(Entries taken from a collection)

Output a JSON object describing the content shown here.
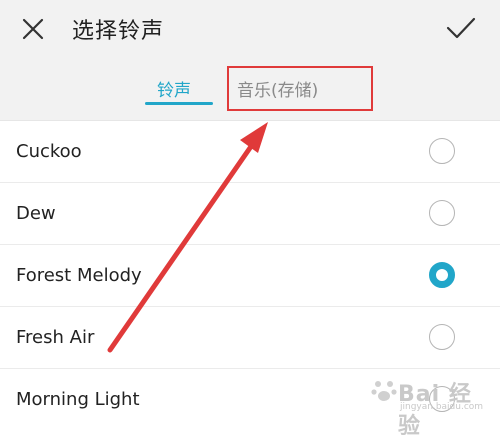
{
  "header": {
    "title": "选择铃声",
    "close_icon": "close-icon",
    "confirm_icon": "checkmark-icon"
  },
  "tabs": [
    {
      "label": "铃声",
      "active": true
    },
    {
      "label": "音乐(存储)",
      "active": false
    }
  ],
  "ringtones": [
    {
      "label": "Cuckoo",
      "selected": false
    },
    {
      "label": "Dew",
      "selected": false
    },
    {
      "label": "Forest Melody",
      "selected": true
    },
    {
      "label": "Fresh Air",
      "selected": false
    },
    {
      "label": "Morning Light",
      "selected": false
    }
  ],
  "watermark": {
    "text": "Bai 经验",
    "sub": "jingyan.baidu.com"
  },
  "colors": {
    "accent": "#21a6c9",
    "annotation": "#e03a3a",
    "header_bg": "#f2f2f2"
  }
}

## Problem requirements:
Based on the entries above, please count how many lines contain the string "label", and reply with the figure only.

## Solution for this exercise:
7